◆ **THE TASK**:
Present the following data again exactly as it is shown.
************
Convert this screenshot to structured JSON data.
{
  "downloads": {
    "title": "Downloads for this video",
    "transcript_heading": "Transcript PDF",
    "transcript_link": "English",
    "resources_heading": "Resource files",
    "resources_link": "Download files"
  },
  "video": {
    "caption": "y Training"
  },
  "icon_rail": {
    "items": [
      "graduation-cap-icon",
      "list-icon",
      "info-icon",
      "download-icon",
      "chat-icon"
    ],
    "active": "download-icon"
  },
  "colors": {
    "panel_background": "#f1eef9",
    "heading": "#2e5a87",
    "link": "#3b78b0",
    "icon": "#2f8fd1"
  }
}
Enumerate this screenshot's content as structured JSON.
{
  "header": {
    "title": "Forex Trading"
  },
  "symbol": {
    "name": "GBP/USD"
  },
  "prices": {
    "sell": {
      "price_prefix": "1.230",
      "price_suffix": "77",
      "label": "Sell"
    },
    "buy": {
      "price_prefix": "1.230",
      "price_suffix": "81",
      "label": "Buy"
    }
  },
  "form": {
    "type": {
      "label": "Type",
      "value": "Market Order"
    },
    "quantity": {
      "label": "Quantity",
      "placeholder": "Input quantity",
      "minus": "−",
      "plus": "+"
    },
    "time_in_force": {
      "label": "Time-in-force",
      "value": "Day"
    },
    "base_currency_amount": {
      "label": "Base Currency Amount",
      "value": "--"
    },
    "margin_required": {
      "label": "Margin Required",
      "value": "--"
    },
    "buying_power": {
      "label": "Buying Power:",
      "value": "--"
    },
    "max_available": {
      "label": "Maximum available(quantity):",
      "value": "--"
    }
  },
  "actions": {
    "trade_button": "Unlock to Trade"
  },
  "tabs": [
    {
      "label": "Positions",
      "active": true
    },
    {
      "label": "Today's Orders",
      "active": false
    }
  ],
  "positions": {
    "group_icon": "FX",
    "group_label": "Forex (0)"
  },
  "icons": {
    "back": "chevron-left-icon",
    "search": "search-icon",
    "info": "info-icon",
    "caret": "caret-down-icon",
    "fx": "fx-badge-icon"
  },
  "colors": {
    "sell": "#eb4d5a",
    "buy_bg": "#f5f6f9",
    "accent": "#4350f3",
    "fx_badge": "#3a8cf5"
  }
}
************
◆ **RESPONSE TO THIS TASK**:
Convert this screenshot to structured JSON data.
{
  "downloads": {
    "title": "Downloads for this video",
    "transcript_heading": "Transcript PDF",
    "transcript_link": "English",
    "resources_heading": "Resource files",
    "resources_link": "Download files"
  },
  "video": {
    "caption": "y Training"
  },
  "icon_rail": {
    "items": [
      "graduation-cap-icon",
      "list-icon",
      "info-icon",
      "download-icon",
      "chat-icon"
    ],
    "active": "download-icon"
  },
  "colors": {
    "panel_background": "#f1eef9",
    "heading": "#2e5a87",
    "link": "#3b78b0",
    "icon": "#2f8fd1"
  }
}
Enumerate this screenshot's content as structured JSON.
{
  "header": {
    "title": "Forex Trading"
  },
  "symbol": {
    "name": "GBP/USD"
  },
  "prices": {
    "sell": {
      "price_prefix": "1.230",
      "price_suffix": "77",
      "label": "Sell"
    },
    "buy": {
      "price_prefix": "1.230",
      "price_suffix": "81",
      "label": "Buy"
    }
  },
  "form": {
    "type": {
      "label": "Type",
      "value": "Market Order"
    },
    "quantity": {
      "label": "Quantity",
      "placeholder": "Input quantity",
      "minus": "−",
      "plus": "+"
    },
    "time_in_force": {
      "label": "Time-in-force",
      "value": "Day"
    },
    "base_currency_amount": {
      "label": "Base Currency Amount",
      "value": "--"
    },
    "margin_required": {
      "label": "Margin Required",
      "value": "--"
    },
    "buying_power": {
      "label": "Buying Power:",
      "value": "--"
    },
    "max_available": {
      "label": "Maximum available(quantity):",
      "value": "--"
    }
  },
  "actions": {
    "trade_button": "Unlock to Trade"
  },
  "tabs": [
    {
      "label": "Positions",
      "active": true
    },
    {
      "label": "Today's Orders",
      "active": false
    }
  ],
  "positions": {
    "group_icon": "FX",
    "group_label": "Forex (0)"
  },
  "icons": {
    "back": "chevron-left-icon",
    "search": "search-icon",
    "info": "info-icon",
    "caret": "caret-down-icon",
    "fx": "fx-badge-icon"
  },
  "colors": {
    "sell": "#eb4d5a",
    "buy_bg": "#f5f6f9",
    "accent": "#4350f3",
    "fx_badge": "#3a8cf5"
  }
}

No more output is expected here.